The Vatican described the visit as cordial and noted what it called good relations between the French government and the Roman Catholic Church.

Sarkozy, in 25 minutes of private talks with the pope and in a meeting with the secretary of state of the Holy See, discussed themes of common interest and the role of religion, "in particular the Catholic Church," in the world, the Vatican said.

Before the visit, Sarkozy spokesman David Martinon described the Vatican as "extremely active and influential" in diplomacy. "It's a partner that counts, and it's a heavyweight ally on a great number of subjects," such as on Lebanon and the Israeli-Palestinian crisis, Martinon said.

Benedict greeted Sarkozy outside his study and two men posed for photographers before taking their seats at a desk for their talks.

"Where did you learn your French?" Sarkozy was heard to ask the German pope in the televised preliminaries. "In school," Benedict replied.

Sarkozy presented the pope with three books, including one he had written before becoming president on the role of religion in secular France.

After the talks, Sarkozy said on television that he was "personally moved" by the meeting.

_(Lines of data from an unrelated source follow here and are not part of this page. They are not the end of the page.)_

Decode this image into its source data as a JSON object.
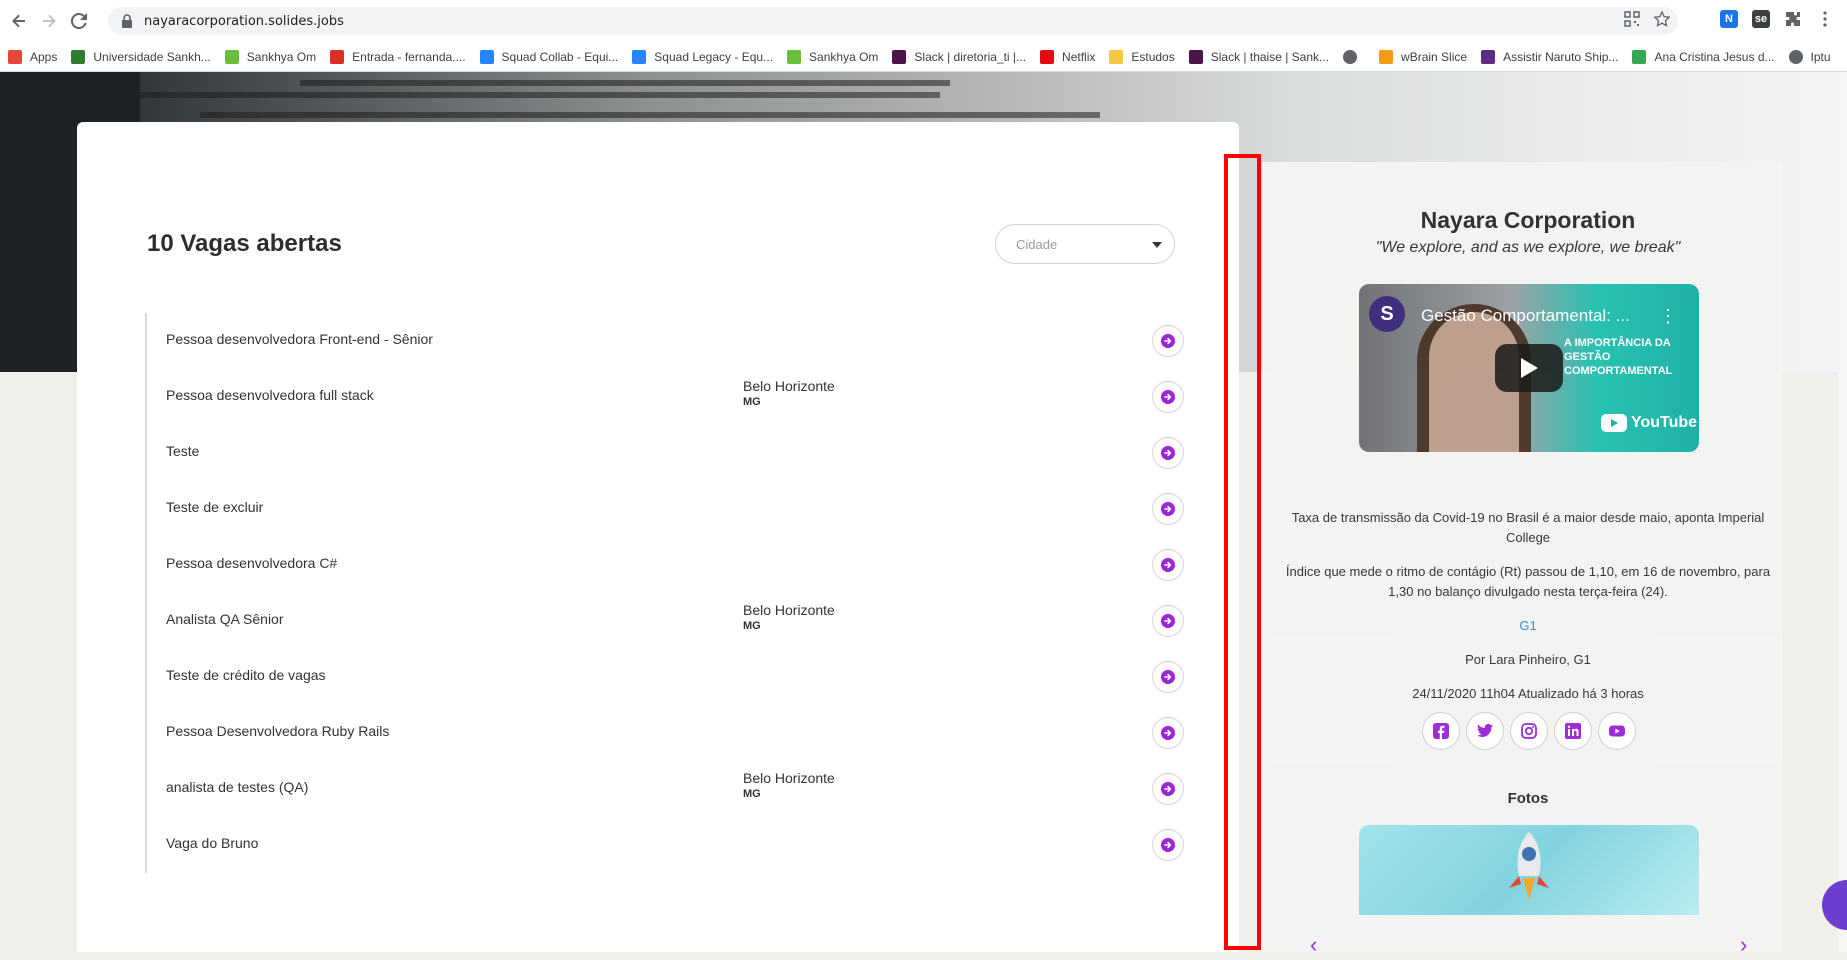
{
  "browser": {
    "url": "nayaracorporation.solides.jobs",
    "bookmarks": [
      {
        "label": "Apps",
        "icon": "apps-grid-icon",
        "color": "#e8453c"
      },
      {
        "label": "Universidade Sankh...",
        "icon": "sankhya-leaf-icon",
        "color": "#2e7d32"
      },
      {
        "label": "Sankhya Om",
        "icon": "sankhya-leaf-icon",
        "color": "#6abf3a"
      },
      {
        "label": "Entrada - fernanda....",
        "icon": "gmail-icon",
        "color": "#d93025"
      },
      {
        "label": "Squad Collab - Equi...",
        "icon": "jira-diamond-icon",
        "color": "#2684ff"
      },
      {
        "label": "Squad Legacy - Equ...",
        "icon": "jira-diamond-icon",
        "color": "#2684ff"
      },
      {
        "label": "Sankhya Om",
        "icon": "sankhya-leaf-icon",
        "color": "#6abf3a"
      },
      {
        "label": "Slack | diretoria_ti |...",
        "icon": "slack-icon",
        "color": "#4a154b"
      },
      {
        "label": "Netflix",
        "icon": "netflix-icon",
        "color": "#e50914"
      },
      {
        "label": "Estudos",
        "icon": "folder-icon",
        "color": "#f6c645"
      },
      {
        "label": "Slack | thaise | Sank...",
        "icon": "slack-icon",
        "color": "#4a154b"
      },
      {
        "label": "",
        "icon": "globe-icon",
        "color": "#5f6368"
      },
      {
        "label": "wBrain Slice",
        "icon": "wbrain-icon",
        "color": "#f39c12"
      },
      {
        "label": "Assistir Naruto Ship...",
        "icon": "naruto-m-icon",
        "color": "#5b2c83"
      },
      {
        "label": "Ana Cristina Jesus d...",
        "icon": "puzzle-green-icon",
        "color": "#34a853"
      },
      {
        "label": "Iptu",
        "icon": "globe-icon",
        "color": "#5f6368"
      }
    ]
  },
  "jobs": {
    "title": "10 Vagas abertas",
    "city_placeholder": "Cidade",
    "items": [
      {
        "title": "Pessoa desenvolvedora Front-end - Sênior",
        "city": "",
        "uf": ""
      },
      {
        "title": "Pessoa desenvolvedora full stack",
        "city": "Belo Horizonte",
        "uf": "MG"
      },
      {
        "title": "Teste",
        "city": "",
        "uf": ""
      },
      {
        "title": "Teste de excluir",
        "city": "",
        "uf": ""
      },
      {
        "title": "Pessoa desenvolvedora C#",
        "city": "",
        "uf": ""
      },
      {
        "title": "Analista QA Sênior",
        "city": "Belo Horizonte",
        "uf": "MG"
      },
      {
        "title": "Teste de crédito de vagas",
        "city": "",
        "uf": ""
      },
      {
        "title": "Pessoa Desenvolvedora Ruby Rails",
        "city": "",
        "uf": ""
      },
      {
        "title": "analista de testes (QA)",
        "city": "Belo Horizonte",
        "uf": "MG"
      },
      {
        "title": "Vaga do Bruno",
        "city": "",
        "uf": ""
      }
    ]
  },
  "company": {
    "name": "Nayara Corporation",
    "tagline": "\"We explore, and as we explore, we break\"",
    "video": {
      "title": "Gestão Comportamental: ...",
      "logo_letter": "S",
      "overlay": "A IMPORTÂNCIA DA GESTÃO COMPORTAMENTAL",
      "brand": "YouTube"
    },
    "news": {
      "headline": "Taxa de transmissão da Covid-19 no Brasil é a maior desde maio, aponta Imperial College",
      "body": "Índice que mede o ritmo de contágio (Rt) passou de 1,10, em 16 de novembro, para 1,30 no balanço divulgado nesta terça-feira (24).",
      "source_link": "G1",
      "author": "Por Lara Pinheiro, G1",
      "timestamp": "24/11/2020 11h04 Atualizado há 3 horas"
    },
    "socials": [
      "facebook-icon",
      "twitter-icon",
      "instagram-icon",
      "linkedin-icon",
      "youtube-icon"
    ],
    "photos_title": "Fotos"
  },
  "colors": {
    "accent": "#9b27d6",
    "highlight": "#ff0000",
    "link": "#3b86e5"
  }
}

In the evening, the president was to dine with Italian Premier Romano Prodi and Spanish Prime Minister Jose Luis Rodriguez Zapatero to talk about his idea for a union of Mediterranean countries, Martinon said.